Editor's note: Julian Zelizer is a professor of history and public affairs at Princeton University. He is the author of "Jimmy Carter" and "Governing America."
Princeton, New Jersey (CNN) -- Former Florida Gov. Jeb Bush stepped right into the political thicket with his contradictory comments on immigration last week.
Bush, who has been known as one of the proponents of a more liberalized immigration policy, sent mixed signals about where he stood in offering a pathway for citizenship for the 11 million illegal immigrants in the country.
Critics jibed that Bush had already stumbled in his first foray of the presidential election of 2016, shifting to the right to please potential primary voters, and then moving back to the center after coming under fire.
As Bush's situation makes clear, immigration reform will be among the toughest tests Republicans face in the coming year as they try to strengthen their image with the electorate and make sure they are not totally out of step with the major demographic trends shaping America.
Unlike almost any other issue that is being debated in Washington, whether that be the federal budget or foreign policy, what Republicans do on immigration will have huge consequences for the direction of the party.
Republicans have not always been hard-line on immigration. In fact, there is a strong tradition within the party of politicians who have been on the liberal side of this question. At the turn of the 20th century, when immigrants from Eastern Europe and Southern Europe flooded into cities like New York and Philadelphia, there were many Republicans who were strong sponsors of keeping the doors open to newcomers.
Some listened to big-business leaders who needed workers to fill the factories. Other Republicans also believed that immigration had always made this nation strong. President Theodore Roosevelt, who believed in the superiority of the Anglo-Saxon race, also pushed back against nativists by claiming that immigrants who could be assimilated were good for the United States and could be productive citizens.
There were many Republicans who supported immigration reform in the mid-1960s. Congress revisited restrictions that had been put into place in the 1920s that curtailed the flow of immigration. There were a number of prominent Republicans, often inspired by the arguments of the civil rights movement, who supported reform. When Congress passed immigration reform in 1965, almost 85% of the Republicans voted yes.
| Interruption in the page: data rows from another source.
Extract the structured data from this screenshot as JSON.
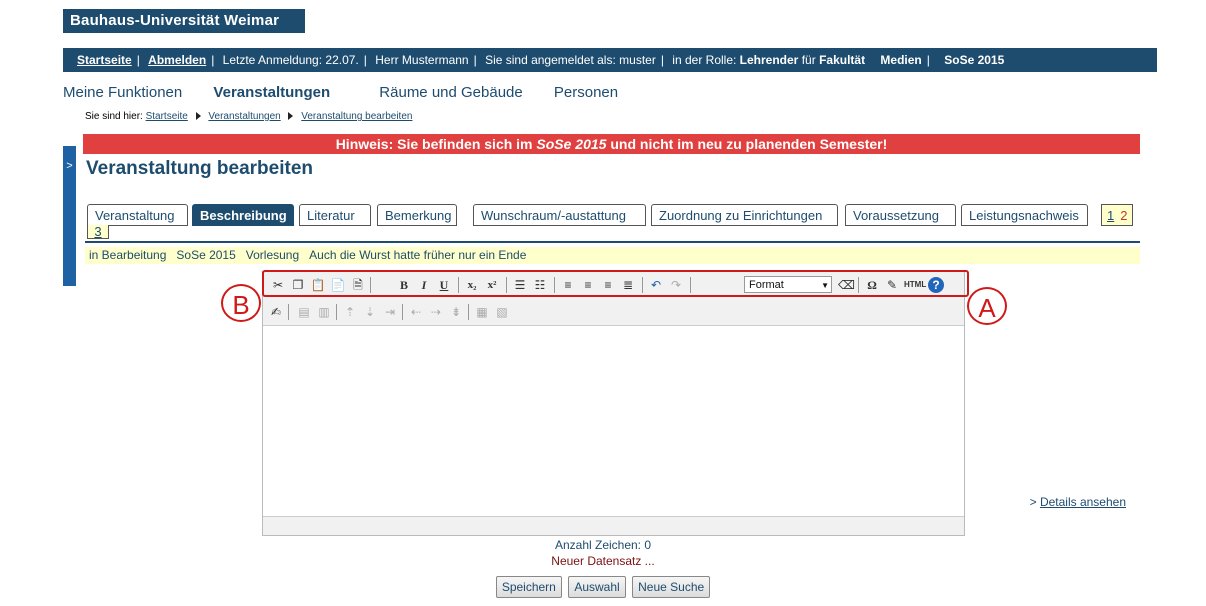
{
  "header": {
    "university": "Bauhaus-Universität Weimar"
  },
  "topbar": {
    "home": "Startseite",
    "logout": "Abmelden",
    "last_login": "Letzte Anmeldung: 22.07.",
    "user": "Herr Mustermann",
    "logged_in_as": "Sie sind angemeldet als: muster",
    "role_prefix": "in der Rolle:",
    "role": "Lehrender",
    "role_for": "für",
    "faculty_label": "Fakultät",
    "faculty": "Medien",
    "semester": "SoSe 2015"
  },
  "mainnav": {
    "items": [
      "Meine Funktionen",
      "Veranstaltungen",
      "Räume und Gebäude",
      "Personen"
    ],
    "active": "Veranstaltungen"
  },
  "breadcrumb": {
    "prefix": "Sie sind hier:",
    "items": [
      "Startseite",
      "Veranstaltungen",
      "Veranstaltung bearbeiten"
    ]
  },
  "leftbar": {
    "toggle": ">"
  },
  "hint": {
    "pre": "Hinweis: Sie befinden sich im ",
    "semester": "SoSe 2015",
    "post": " und nicht im neu zu planenden Semester!"
  },
  "page_title": "Veranstaltung bearbeiten",
  "tabs": [
    "Veranstaltung",
    "Beschreibung",
    "Literatur",
    "Bemerkung",
    "Wunschraum/-austattung",
    "Zuordnung zu Einrichtungen",
    "Voraussetzung",
    "Leistungsnachweis"
  ],
  "active_tab": "Beschreibung",
  "pages": [
    "1",
    "2",
    "3"
  ],
  "status": {
    "state": "in Bearbeitung",
    "semester": "SoSe 2015",
    "type": "Vorlesung",
    "title": "Auch die Wurst hatte früher nur ein Ende",
    "details_link": "Details ansehen",
    "details_prefix": ">"
  },
  "editor": {
    "format_label": "Format",
    "bold": "B",
    "italic": "I",
    "underline": "U",
    "subscript": "x₂",
    "superscript": "x²",
    "omega": "Ω",
    "html": "HTML",
    "help": "?"
  },
  "annotations": {
    "a": "A",
    "b": "B"
  },
  "footer": {
    "char_count": "Anzahl Zeichen: 0",
    "new_record": "Neuer Datensatz ...",
    "buttons": [
      "Speichern",
      "Auswahl",
      "Neue Suche"
    ]
  },
  "colors": {
    "brand": "#1e4c6e",
    "hint_bg": "#e0403f",
    "status_bg": "#ffffcc",
    "annotation": "#d01919"
  }
}
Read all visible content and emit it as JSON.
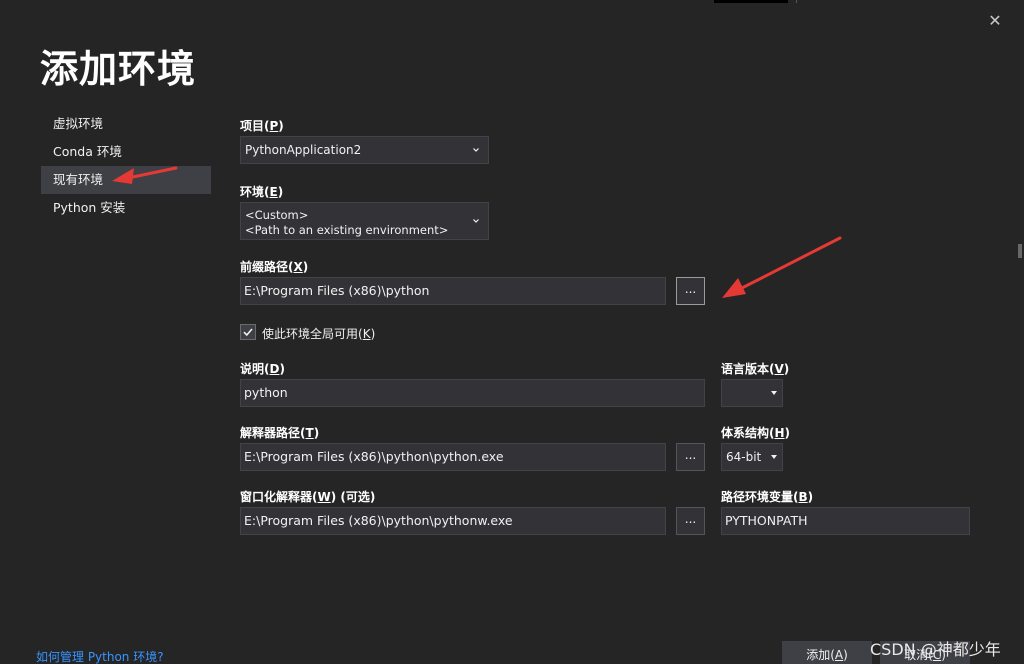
{
  "dialog": {
    "title": "添加环境",
    "close_glyph": "✕"
  },
  "sidebar": {
    "items": [
      {
        "label": "虚拟环境"
      },
      {
        "label": "Conda 环境"
      },
      {
        "label": "现有环境"
      },
      {
        "label": "Python 安装"
      }
    ],
    "selected": "现有环境"
  },
  "form": {
    "project": {
      "label": "项目(",
      "key": "P",
      "label_end": ")",
      "value": "PythonApplication2"
    },
    "environment": {
      "label": "环境(",
      "key": "E",
      "label_end": ")",
      "value_line1": "<Custom>",
      "value_line2": "<Path to an existing environment>"
    },
    "prefix_path": {
      "label": "前缀路径(",
      "key": "X",
      "label_end": ")",
      "value": "E:\\Program Files (x86)\\python",
      "browse": "..."
    },
    "global": {
      "label": "使此环境全局可用(",
      "key": "K",
      "label_end": ")",
      "checked": true
    },
    "description": {
      "label": "说明(",
      "key": "D",
      "label_end": ")",
      "value": "python"
    },
    "language_version": {
      "label": "语言版本(",
      "key": "V",
      "label_end": ")",
      "value": ""
    },
    "interpreter_path": {
      "label": "解释器路径(",
      "key": "T",
      "label_end": ")",
      "value": "E:\\Program Files (x86)\\python\\python.exe",
      "browse": "..."
    },
    "architecture": {
      "label": "体系结构(",
      "key": "H",
      "label_end": ")",
      "value": "64-bit"
    },
    "windowed_interpreter": {
      "label": "窗口化解释器(",
      "key": "W",
      "label_end": ") (可选)",
      "value": "E:\\Program Files (x86)\\python\\pythonw.exe",
      "browse": "..."
    },
    "path_env_var": {
      "label": "路径环境变量(",
      "key": "B",
      "label_end": ")",
      "value": "PYTHONPATH"
    }
  },
  "footer": {
    "help_link": "如何管理 Python 环境?",
    "add_button": {
      "label": "添加(",
      "key": "A",
      "label_end": ")"
    },
    "cancel_button": {
      "label": "取消(",
      "key": "C",
      "label_end": ")"
    },
    "watermark": "CSDN @神都少年"
  },
  "colors": {
    "background": "#252526",
    "input_bg": "#333337",
    "selected_nav": "#3f3f46",
    "link": "#3794ff",
    "annotation_arrow": "#e53935"
  },
  "icons": {
    "close": "close-icon",
    "chevron": "chevron-down-icon",
    "check": "checkmark-icon"
  }
}
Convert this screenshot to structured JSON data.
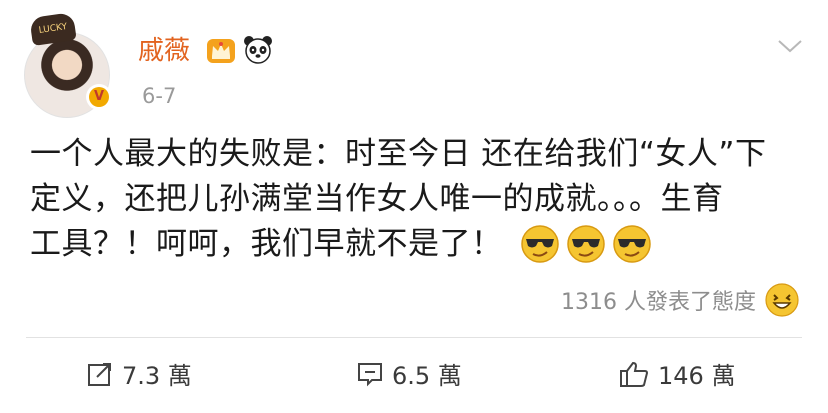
{
  "user": {
    "name": "戚薇",
    "avatar_badge_text": "LUCKY",
    "verified_badge": "V"
  },
  "post": {
    "date": "6-7",
    "text_line1": "一个人最大的失败是：时至今日 还在给我们“女人”下",
    "text_line2": "定义，还把儿孙满堂当作女人唯一的成就。。。生育",
    "text_line3": "工具？！呵呵，我们早就不是了！"
  },
  "icons": {
    "crown": "crown-icon",
    "panda": "panda-icon",
    "menu": "chevron-down-icon",
    "repost": "repost-icon",
    "comment": "comment-icon",
    "like": "thumbs-up-icon",
    "emoji": "cool-sunglasses-emoji"
  },
  "reactions": {
    "summary": "1316 人發表了態度"
  },
  "actions": {
    "repost_count": "7.3 萬",
    "comment_count": "6.5 萬",
    "like_count": "146 萬"
  },
  "colors": {
    "name_orange": "#e2631f",
    "muted_gray": "#8d8d8d",
    "emoji_yellow": "#f5c531"
  }
}
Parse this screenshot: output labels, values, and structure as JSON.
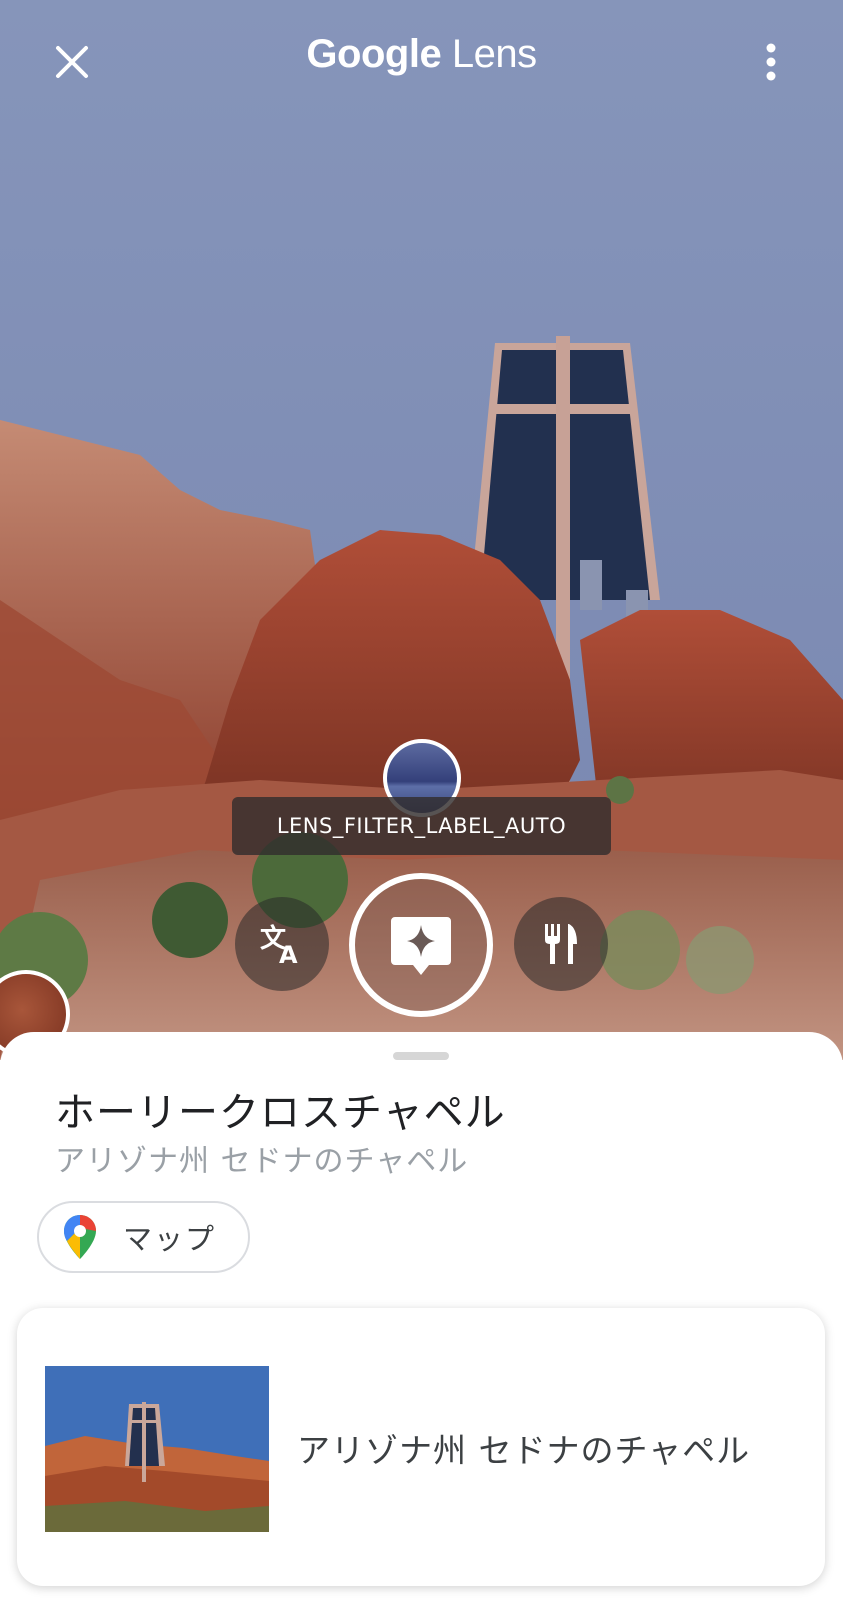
{
  "header": {
    "title_google": "Google",
    "title_lens": "Lens",
    "close_icon": "close-icon",
    "menu_icon": "more-vert-icon"
  },
  "filter": {
    "label": "LENS_FILTER_LABEL_AUTO"
  },
  "modes": {
    "translate_icon": "translate-icon",
    "search_icon": "lens-search-icon",
    "dining_icon": "restaurant-icon"
  },
  "result": {
    "title": "ホーリークロスチャペル",
    "subtitle": "アリゾナ州 セドナのチャペル",
    "maps_chip_label": "マップ",
    "card_text": "アリゾナ州 セドナのチャペル"
  },
  "colors": {
    "sky": "#8594b8",
    "rock": "#a4503a",
    "text_primary": "#202124",
    "text_secondary": "#9aa0a6"
  }
}
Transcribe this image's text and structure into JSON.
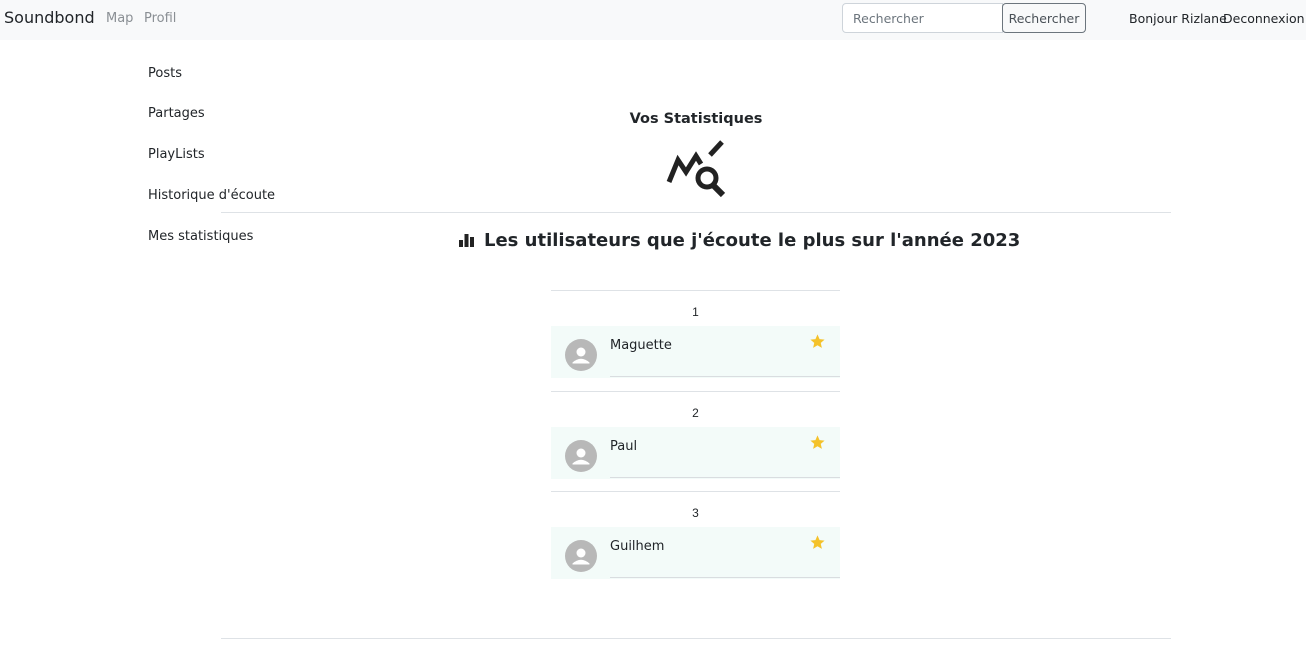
{
  "navbar": {
    "brand": "Soundbond",
    "links": [
      "Map",
      "Profil"
    ],
    "search_placeholder": "Rechercher",
    "search_button": "Rechercher",
    "greeting": "Bonjour Rizlane",
    "logout": "Deconnexion"
  },
  "sidebar": {
    "items": [
      "Posts",
      "Partages",
      "PlayLists",
      "Historique d'écoute",
      "Mes statistiques"
    ]
  },
  "stats": {
    "title": "Vos Statistiques",
    "icon": "chart-search-icon",
    "section_icon": "bar-chart-icon",
    "section_title": "Les utilisateurs que j'écoute le plus sur l'année 2023"
  },
  "ranking": [
    {
      "rank": "1",
      "name": "Maguette"
    },
    {
      "rank": "2",
      "name": "Paul"
    },
    {
      "rank": "3",
      "name": "Guilhem"
    }
  ],
  "colors": {
    "navbar_bg": "#f8f9fa",
    "card_bg": "#f3fbf9",
    "star": "#f4c22b",
    "avatar": "#b8b8b8"
  }
}
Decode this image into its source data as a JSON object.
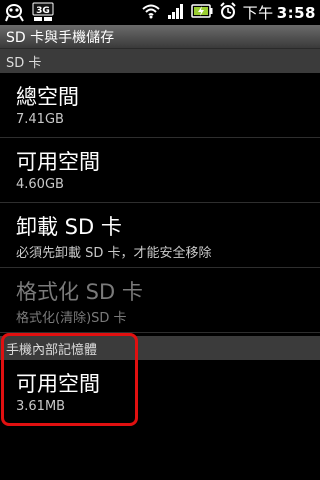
{
  "status_bar": {
    "time_prefix": "下午",
    "time": "3:58",
    "network_badge": "3G",
    "icons": [
      "alien-notification-icon",
      "3g-icon",
      "wifi-icon",
      "signal-icon",
      "battery-charging-icon",
      "alarm-icon"
    ]
  },
  "title_bar": {
    "title": "SD 卡與手機儲存"
  },
  "sections": {
    "sd_card": {
      "header": "SD 卡"
    },
    "internal": {
      "header": "手機內部記憶體"
    }
  },
  "items": {
    "total_space": {
      "title": "總空間",
      "summary": "7.41GB"
    },
    "available_space": {
      "title": "可用空間",
      "summary": "4.60GB"
    },
    "unmount_sd": {
      "title": "卸載 SD 卡",
      "summary": "必須先卸載 SD 卡，才能安全移除"
    },
    "format_sd": {
      "title": "格式化 SD 卡",
      "summary": "格式化(清除)SD 卡"
    },
    "internal_available": {
      "title": "可用空間",
      "summary": "3.61MB"
    }
  },
  "colors": {
    "background": "#000000",
    "section_header": "#3b3b3b",
    "highlight": "#e01010",
    "disabled_text": "#7a7a7a"
  }
}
As new debates arose over immigration in the 1980s, the party continued to hear from Republican voices in favor of liberalized immigration policies. President Ronald Reagan, the hero of modern conservatism, signed a bill that provided amnesty for almost 3 million illegal immigrants, while President George H.W. Bush expanded the number of work-related visas that were available.
As Reagan said, "I believe in the idea of amnesty for those who have put down roots and lived here, even though sometime back they may have entered illegally." President George W. Bush, deeply affected by his own experience with immigrants in Texas while growing up and as governor, insisted Republicans could not afford to take a hard line toward immigrant communities, many of who were often quite conservative in their politics.
During a speech in Miami in 2000, Bush said: "America has one national creed, but many accents." As president, Bush pushed for comprehensive immigration reform but was rebuffed by his own party.
The hard-line elements of the GOP have gradually gained a stranglehold on the party. They are the dominant voice as they command immense influence with the organizations and activists who shape the Republican primaries, as well as with constituencies in conservative districts of House members.
Many Republicans who are contemplating a run for federal office feel they have no choice but to shift to the right to please these constituencies.
At some point in the near future, Congress will deal with immigration reform legislation. The immigration question offers the GOP an opportunity to really demonstrate to the electorate that this is a party capable of change and that the rightward drift of the party can be reversed.
There are many Republicans who are interested in moving forward on this question by providing a path to legalization, but they have been restrained by the hard-line elements of their party. Even with all the demographic red flags that emerged after the 2012 election, a large number of Republicans are holding their ground and making it hard for leaders like Jeb Bush to tap into this other tradition within the GOP.
In 1964, Democrats faced a similar choice. For decades, the party had been divided between the Southern Democratic wing that staunchly opposed civil rights and the liberal Northern wing that believed the party needed to embrace racial equality.
With Lyndon Johnson in the White House, the party came down on the side of civil rights. The decision came at a high cost, as most Southerners bolted to the GOP. But over time, that decision proved to be a defining moment for the values and image of Democrats, one that has helped win support with broader parts of the population and continues to provide a moral foundation for elected officials who join the ticket.
Republicans need to make a comparable choice with immigration. This will be a big one, a decision that will clearly place the party on one side or the other of this issue of rights.
Follow us on Twitter @CNNOpinion
Join us on Facebook/CNNOpinion
The opinions expressed in this commentary are solely those of Julian Zelizer.